Amina’s first competition in April was an assessment round where the athletes were scored and subsequently placed into different divisions for the Boston Summer Games. On June 8th, Amina represented New Hampshire and Spectrum Gymnastics Academy as she competed at Harvard in front of dozens of family members, teachers, and friends. She is the only gymnast from New Hampshire currently competing in the Special Olympics. She won gold on vault, bars, and floor, bronze on beam, and silver in the all-around. Amina performs cartwheels, round-offs, handstands, forward and backward rolls, bridges, pull overs, back hip circles, arabesques, levers, leaps, and jumps, and has competed in 5 in-house competitions at Gym-Ken and 2 Special Olympics competitions.
While Cari had volunteered for the Special Olympics, she had never actually coached a Special Olympics gymnast, and being a part of Amina’s journey was a special and rewarding experience. On her time with Amina, Cari said, “My favorite part was watching her progress from the time we started to when she competed. I loved standing by the floor and watching Amina perform her routines and nail everything we had worked on. Her hard work paid off and I loved being a part of it.”
I asked Jeannie how gymnastics had affected Amina’s life, and her response brought tears to my eyes; so much so that I just had to include the entire response in my story:
" I credit gymnastics for helping her to build great strength, coordination, core stability, and endurance. This even helps her in the classroom at school. Gymnastics has been inclusion at its best for Amina: she is treated the same as the other kids despite her disability, and very high expectations are held for her, which is why her skills are so strong. She has established strong bonds with teachers and mentors, and the gymnastics floor is a place where she feels she belongs. Amina's speech and language skills are quite delayed, so gymnastics provides an opportunity for her to excel in an activity where speech and language less important. Amina has made friends through gymnastics, and most of all, it gives her motivation to work hard. I highly recommend gymnastics because it works the entire body, and strengthens all muscles and builds a strong core which is so essential. With proper supports in place, gymnastics can bring great joy and confidence to kids."
I’ve been involved with gymnastics for nearly 20 years, and I’ve seen a lot of incredible things and heard several stories (many of which I have shared here on this blog) that blew me away. Amina is one of the most inspiring gymnasts I have ever had the good fortune to meet in my time with this sport. At just 10 years old, she has overcome more barriers and obstacles than most people face in a lifetime, and has done so with an unbreakable spirit and a smile that touches everyone around her. Amina represents every lesson that gymnastics ever taught me: hard work, perseverance, self-confidence, courage, and above all, passion. She is a wonderful role model to people of all ages, and is proof that gymnastics is a sport for everyone. On the gymnastics floor, Amina is not just Amina: person with Down Syndrome, or Amina: cancer survivor; she is just simply Amina: gymnast.
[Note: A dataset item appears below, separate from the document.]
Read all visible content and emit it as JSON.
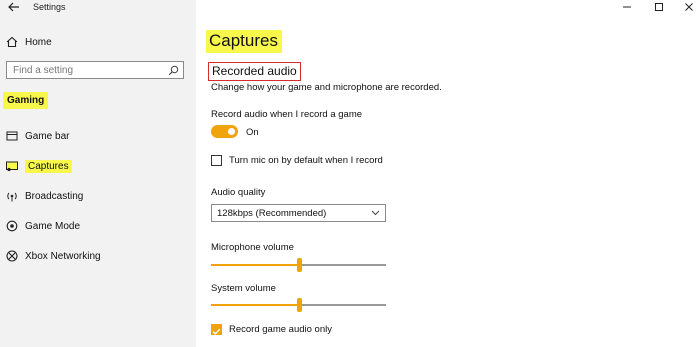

Peace, love, and gymnastics,
Spectrum Gymnastics Academy
26 Buttrick Rd
About the Author
Coach Sarah is a former Rhode Island College gymnast, NCGA National qualifier, All-American, current gymnastics coach and judge, and contributor for the gymnastics news source, The Gymternet. Find out what's going on at Spectrum and learn more about the incredible sport of gymnastics!